  • 41. RR Distribution by TPW Range The RR distributions are not strictly exponential, but an exponential fit is a consistent representation of the distribution. Steeper slopes are associated with drier environments. RR [mm hr -1 ] TPW Range Slope of RR Distribution 0-15 mm -1.01 15-30 mm -0.90 30-45 mm -0.70 45-60 mm -0.59 60-75 mm -0.49
  • 42. Conclusions
    • The bTPW and CMORPH datasets result in climatologies that are comparable to those from previous studies.

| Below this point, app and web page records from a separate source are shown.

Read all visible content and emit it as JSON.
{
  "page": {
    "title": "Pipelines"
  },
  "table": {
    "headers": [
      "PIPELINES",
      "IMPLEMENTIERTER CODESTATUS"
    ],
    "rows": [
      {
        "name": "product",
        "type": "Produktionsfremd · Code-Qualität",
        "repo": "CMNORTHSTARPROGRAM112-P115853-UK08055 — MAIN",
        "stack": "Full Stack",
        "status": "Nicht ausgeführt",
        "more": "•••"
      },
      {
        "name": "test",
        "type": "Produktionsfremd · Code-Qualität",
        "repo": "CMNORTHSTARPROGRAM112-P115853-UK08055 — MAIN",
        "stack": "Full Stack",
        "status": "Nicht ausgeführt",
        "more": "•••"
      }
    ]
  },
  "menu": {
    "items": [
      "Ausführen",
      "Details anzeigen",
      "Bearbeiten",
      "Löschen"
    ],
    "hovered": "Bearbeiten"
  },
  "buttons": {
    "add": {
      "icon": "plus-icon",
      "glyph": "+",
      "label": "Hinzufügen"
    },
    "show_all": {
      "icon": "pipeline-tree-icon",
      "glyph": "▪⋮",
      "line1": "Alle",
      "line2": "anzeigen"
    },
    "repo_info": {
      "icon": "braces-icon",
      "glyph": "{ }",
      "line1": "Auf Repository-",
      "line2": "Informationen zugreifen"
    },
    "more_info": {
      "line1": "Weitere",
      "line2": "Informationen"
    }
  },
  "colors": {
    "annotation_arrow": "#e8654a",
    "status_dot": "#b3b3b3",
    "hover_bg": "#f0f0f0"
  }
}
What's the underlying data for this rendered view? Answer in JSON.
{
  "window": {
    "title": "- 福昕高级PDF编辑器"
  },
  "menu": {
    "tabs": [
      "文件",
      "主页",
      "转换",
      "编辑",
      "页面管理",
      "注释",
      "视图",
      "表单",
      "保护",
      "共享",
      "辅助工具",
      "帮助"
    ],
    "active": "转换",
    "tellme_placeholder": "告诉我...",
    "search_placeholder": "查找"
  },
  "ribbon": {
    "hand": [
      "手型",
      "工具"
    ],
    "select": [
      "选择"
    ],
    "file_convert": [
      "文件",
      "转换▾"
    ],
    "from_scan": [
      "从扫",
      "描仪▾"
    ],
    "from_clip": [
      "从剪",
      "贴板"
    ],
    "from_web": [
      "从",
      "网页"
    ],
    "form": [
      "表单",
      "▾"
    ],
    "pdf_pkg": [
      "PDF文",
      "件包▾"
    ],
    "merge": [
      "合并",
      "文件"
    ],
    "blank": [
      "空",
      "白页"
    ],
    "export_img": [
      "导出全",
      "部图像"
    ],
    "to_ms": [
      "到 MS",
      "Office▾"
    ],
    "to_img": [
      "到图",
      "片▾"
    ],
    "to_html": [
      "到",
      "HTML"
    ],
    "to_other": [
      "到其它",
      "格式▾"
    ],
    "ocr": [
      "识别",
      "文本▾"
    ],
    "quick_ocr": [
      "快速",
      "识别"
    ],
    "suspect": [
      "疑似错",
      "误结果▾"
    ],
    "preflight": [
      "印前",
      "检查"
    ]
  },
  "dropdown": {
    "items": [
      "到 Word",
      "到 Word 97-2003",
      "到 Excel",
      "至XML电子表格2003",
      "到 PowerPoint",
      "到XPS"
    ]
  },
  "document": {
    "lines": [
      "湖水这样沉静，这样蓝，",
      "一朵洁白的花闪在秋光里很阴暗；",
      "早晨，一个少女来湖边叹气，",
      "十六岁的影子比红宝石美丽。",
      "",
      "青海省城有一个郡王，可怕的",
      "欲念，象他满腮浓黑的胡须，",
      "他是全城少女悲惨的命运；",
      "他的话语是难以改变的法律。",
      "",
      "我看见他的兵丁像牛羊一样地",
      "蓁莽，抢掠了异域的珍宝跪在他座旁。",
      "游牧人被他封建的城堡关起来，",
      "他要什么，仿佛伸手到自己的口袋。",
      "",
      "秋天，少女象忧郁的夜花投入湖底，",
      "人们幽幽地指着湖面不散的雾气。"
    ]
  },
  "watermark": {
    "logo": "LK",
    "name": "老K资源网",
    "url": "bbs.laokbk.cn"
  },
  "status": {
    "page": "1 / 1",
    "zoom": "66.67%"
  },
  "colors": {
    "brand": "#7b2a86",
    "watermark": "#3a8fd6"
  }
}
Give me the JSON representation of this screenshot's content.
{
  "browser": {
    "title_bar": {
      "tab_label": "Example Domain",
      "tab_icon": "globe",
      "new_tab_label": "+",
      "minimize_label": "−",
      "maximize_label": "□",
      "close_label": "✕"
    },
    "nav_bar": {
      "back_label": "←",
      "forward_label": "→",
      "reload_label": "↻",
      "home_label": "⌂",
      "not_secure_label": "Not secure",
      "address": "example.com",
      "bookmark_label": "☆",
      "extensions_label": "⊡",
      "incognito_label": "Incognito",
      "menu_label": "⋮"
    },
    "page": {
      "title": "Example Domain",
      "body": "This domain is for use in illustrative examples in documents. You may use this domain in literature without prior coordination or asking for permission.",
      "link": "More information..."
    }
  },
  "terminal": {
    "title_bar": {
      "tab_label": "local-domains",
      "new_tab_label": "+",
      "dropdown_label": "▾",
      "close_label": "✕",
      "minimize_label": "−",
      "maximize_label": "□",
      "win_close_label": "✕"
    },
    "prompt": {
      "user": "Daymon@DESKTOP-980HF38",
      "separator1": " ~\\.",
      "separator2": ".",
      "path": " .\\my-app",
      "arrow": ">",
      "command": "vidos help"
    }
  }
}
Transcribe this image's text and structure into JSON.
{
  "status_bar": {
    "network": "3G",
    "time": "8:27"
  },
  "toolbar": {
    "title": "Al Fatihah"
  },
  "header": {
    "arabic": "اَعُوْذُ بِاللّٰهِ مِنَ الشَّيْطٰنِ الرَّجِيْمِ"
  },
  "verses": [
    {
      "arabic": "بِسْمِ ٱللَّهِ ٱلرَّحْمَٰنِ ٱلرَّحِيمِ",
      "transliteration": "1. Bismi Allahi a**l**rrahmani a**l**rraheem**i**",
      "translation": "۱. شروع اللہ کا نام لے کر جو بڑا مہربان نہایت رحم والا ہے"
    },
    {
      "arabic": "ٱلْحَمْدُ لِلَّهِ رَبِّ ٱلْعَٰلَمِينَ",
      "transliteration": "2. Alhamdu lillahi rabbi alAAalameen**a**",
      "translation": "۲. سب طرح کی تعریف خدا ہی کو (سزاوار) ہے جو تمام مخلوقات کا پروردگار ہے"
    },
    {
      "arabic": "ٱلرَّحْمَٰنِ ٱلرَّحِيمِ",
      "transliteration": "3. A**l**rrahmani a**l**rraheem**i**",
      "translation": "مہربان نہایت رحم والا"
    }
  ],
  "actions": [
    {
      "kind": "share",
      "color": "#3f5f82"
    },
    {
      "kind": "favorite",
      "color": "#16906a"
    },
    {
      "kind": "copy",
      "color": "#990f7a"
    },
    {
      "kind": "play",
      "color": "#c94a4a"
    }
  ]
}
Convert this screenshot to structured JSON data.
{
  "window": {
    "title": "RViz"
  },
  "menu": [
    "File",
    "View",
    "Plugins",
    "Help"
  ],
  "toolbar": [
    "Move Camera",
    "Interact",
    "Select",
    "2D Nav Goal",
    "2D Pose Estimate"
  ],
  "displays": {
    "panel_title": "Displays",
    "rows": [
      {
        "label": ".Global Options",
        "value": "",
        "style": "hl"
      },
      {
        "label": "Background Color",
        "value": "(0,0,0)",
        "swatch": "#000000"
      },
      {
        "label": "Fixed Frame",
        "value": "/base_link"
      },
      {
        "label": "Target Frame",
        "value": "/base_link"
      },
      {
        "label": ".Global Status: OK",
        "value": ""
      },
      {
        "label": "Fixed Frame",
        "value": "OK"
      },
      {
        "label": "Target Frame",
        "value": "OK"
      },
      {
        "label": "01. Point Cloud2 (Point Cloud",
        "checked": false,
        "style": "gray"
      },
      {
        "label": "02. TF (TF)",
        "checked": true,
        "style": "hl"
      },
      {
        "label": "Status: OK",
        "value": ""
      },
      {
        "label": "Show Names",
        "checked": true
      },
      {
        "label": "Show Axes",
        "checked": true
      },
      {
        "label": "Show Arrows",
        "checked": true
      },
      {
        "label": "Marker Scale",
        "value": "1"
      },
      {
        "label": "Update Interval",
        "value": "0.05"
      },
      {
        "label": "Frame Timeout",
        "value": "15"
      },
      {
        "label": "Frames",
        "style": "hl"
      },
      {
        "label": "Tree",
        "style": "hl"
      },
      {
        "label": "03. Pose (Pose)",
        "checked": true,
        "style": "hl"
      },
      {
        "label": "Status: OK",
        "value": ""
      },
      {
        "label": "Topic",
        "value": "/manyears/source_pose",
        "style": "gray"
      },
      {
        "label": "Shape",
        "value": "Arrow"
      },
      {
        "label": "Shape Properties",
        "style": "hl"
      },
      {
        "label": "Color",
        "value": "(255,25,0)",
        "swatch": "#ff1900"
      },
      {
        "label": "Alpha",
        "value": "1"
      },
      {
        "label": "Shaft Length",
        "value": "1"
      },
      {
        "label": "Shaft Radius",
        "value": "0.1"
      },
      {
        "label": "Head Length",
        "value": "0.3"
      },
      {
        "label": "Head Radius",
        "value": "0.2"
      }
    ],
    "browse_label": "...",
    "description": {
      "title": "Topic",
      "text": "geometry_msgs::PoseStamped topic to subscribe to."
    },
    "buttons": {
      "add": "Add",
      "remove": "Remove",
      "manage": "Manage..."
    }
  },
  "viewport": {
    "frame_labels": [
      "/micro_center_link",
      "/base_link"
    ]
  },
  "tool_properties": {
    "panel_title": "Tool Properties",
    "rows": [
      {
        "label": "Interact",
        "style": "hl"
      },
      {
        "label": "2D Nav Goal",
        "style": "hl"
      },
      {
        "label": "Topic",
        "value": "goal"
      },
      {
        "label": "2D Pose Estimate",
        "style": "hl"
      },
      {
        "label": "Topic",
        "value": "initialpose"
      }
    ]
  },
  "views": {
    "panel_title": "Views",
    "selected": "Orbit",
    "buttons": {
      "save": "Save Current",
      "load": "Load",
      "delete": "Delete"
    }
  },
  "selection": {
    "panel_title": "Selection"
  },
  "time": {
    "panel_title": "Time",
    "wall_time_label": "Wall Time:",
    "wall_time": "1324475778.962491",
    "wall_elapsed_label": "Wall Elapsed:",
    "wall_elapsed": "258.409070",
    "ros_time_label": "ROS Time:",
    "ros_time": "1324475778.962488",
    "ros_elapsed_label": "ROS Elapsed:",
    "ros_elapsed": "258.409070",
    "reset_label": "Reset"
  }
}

TPW, rainfall, and rainfall frequency are the highest in the ITCZ, SPCZ, and west Pacific warm pool, and the lowest in oceanic desert regions.
    • The ocean receives rainfall in greater quantities and more frequently compared with land surfaces, but land surfaces receive heavier rainfall more frequently.
    • A RR distribution forms an approximate exponenetial decay, with the slope of the exponential fit related to the frequency of the rainfall, with more negative slopes being associated with lower rainfall frequency
    • Even at very high TPW values, the probability of rainfall is only about 50 %. Relatively high TPW is only one factor in the production of rain.
    • In a global mean sense, higher TPW values are associated with more rainfall and higher RRs. But because dynamical patterns are so critical to rainfall production, using TPW to forecast rainfall is only appropriate when done for a particular region since this study does not correct for dynamical variability.
  • 43. Future Work
    • Extend this study over land areas when an accurate TPW dataset over land becomes available.
    • Incorporate CloudSat estimates into the RR results in order to better measure lighter rainfall events. This is especially important in the oceanic desert regions.
    • Because TPW may not be detected when rain is present, estimate missing the TPW values in order to create more robust statistics and to observe single events.
    • Use TPW anomaly data to compare with occurrences of rainfall.
    • Investigate the RR distributions in different TPW regimes for particular locations, instead of globally.
    • Incorporate the RR and TPW distributions into forecast and climate models.
  • 44. Questions?
  • 45.